We're currently in Ottawa with just under 200km to go.
Will we make our prediction?
The countdown is on!

The Adventures of Bert and Tommy

After an amazingly delicious and entertaining meatball-filled night on Squirrel Island, we had to say goodbye to the tightly knit community of cottagers and push on towards Montreal. Or so we thought.

Peter had been battling a stomach bug for just over a week at that point and he was only getting worse. His body needed rest and our hosts, John and Sylvia, had offered to give Peter some much needed TLC for the day and drop him off wherever we could get to that evening.

Thing is, it’s a 6 person boat. It’s a 6 person trip! Bert to the rescue. Amidst the Squirrel Island gang was a 75 year old legend named Bert. He built his own cabin from scratch. He can fix anything in the world, and he and his wife Ramona still paddle around the island every time they get the chance. Bert knows a lot about the old voyageurs and even more about the outdoors, so he volunteered to fill Pete’s seat in the boat. “WHY NOT?” he said.

He was welcomed with a huge headwind on Lake George that persisted throughout most of the day. He injected the boat with a new personality and 75 years of stories to share. He showed us shortcuts and kept the boat moving at a steady pace. It would be hard for anyone to jump in and paddle stroke for stroke with a team that had been doing it for 98 days but he never stopped pushing, until we got to his brother in law Tom’s cottage down the lake where we set up for the night.

Tom and his wife Sharon welcomed Bert and our team with caesars, pulled pork, homemade pie and inexplicable excitement and hospitality. As we continued to celebrate Bert’s accomplishment and share jokes and stories back and forth, it became obvious that Pete would benefit from another day of rest under Sylvia’s care.

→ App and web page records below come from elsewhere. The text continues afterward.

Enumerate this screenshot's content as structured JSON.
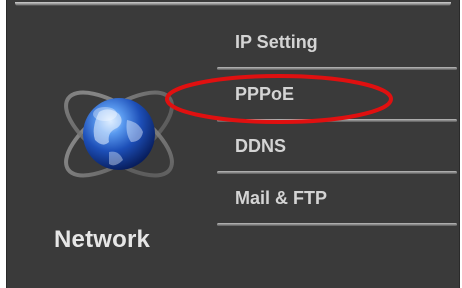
{
  "section": {
    "title": "Network"
  },
  "menu": {
    "items": [
      {
        "label": "IP Setting"
      },
      {
        "label": "PPPoE"
      },
      {
        "label": "DDNS"
      },
      {
        "label": "Mail & FTP"
      }
    ]
  },
  "colors": {
    "panel_bg": "#3a3a3a",
    "menu_text": "#d4d4d4",
    "title_text": "#e6e6e6",
    "highlight_ring": "#e01010",
    "globe_blue": "#2a6fd1"
  },
  "icons": {
    "section_icon": "globe-orbit-icon"
  }
}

Tommy had witnessed Bert’s day in our boat from his jet ski and after a couple of drinks he realized that he could do it too. From there ‘The Diesel’ was born. Tommy took the day off planning his 70th birthday to singlehandedly paddle the 5 remaining crewmembers to Thessalon - roughly 45km east of his property.

We woke up, regrouped from the party the night before, ate another delicious breakfast on their patio and started towards our destination with a full fleet in the canoe. Tom not only shared his gifts of accents and comedy with our team but he even showed us the area’s hidden gems. We got a chance to cliff jump off Whiskey Rock and used the day’s tailwind to sail right into a beautiful beach site for lunch.

At the end of our day together, Sharon met us in Thessalon with another delicious meal as we debriefed another memorable day in the boat. Bert and Tommy not only helped us get to where we needed to go, but they kept the conversations new and exciting and showed us that spontaneity and adventure are not just for the young. They fit in perfectly and treated us as equals. They made 70’s look like the new 20’s and truly inspired us all.

To Tommy, Sharon, Bert, Ramona, Sylvia, John, Gregg, Ilene and everyone else we got to meet over the past couple of days…THANK YOU! You treated a bunch of strangers like family and we will always remember you for it. We love you!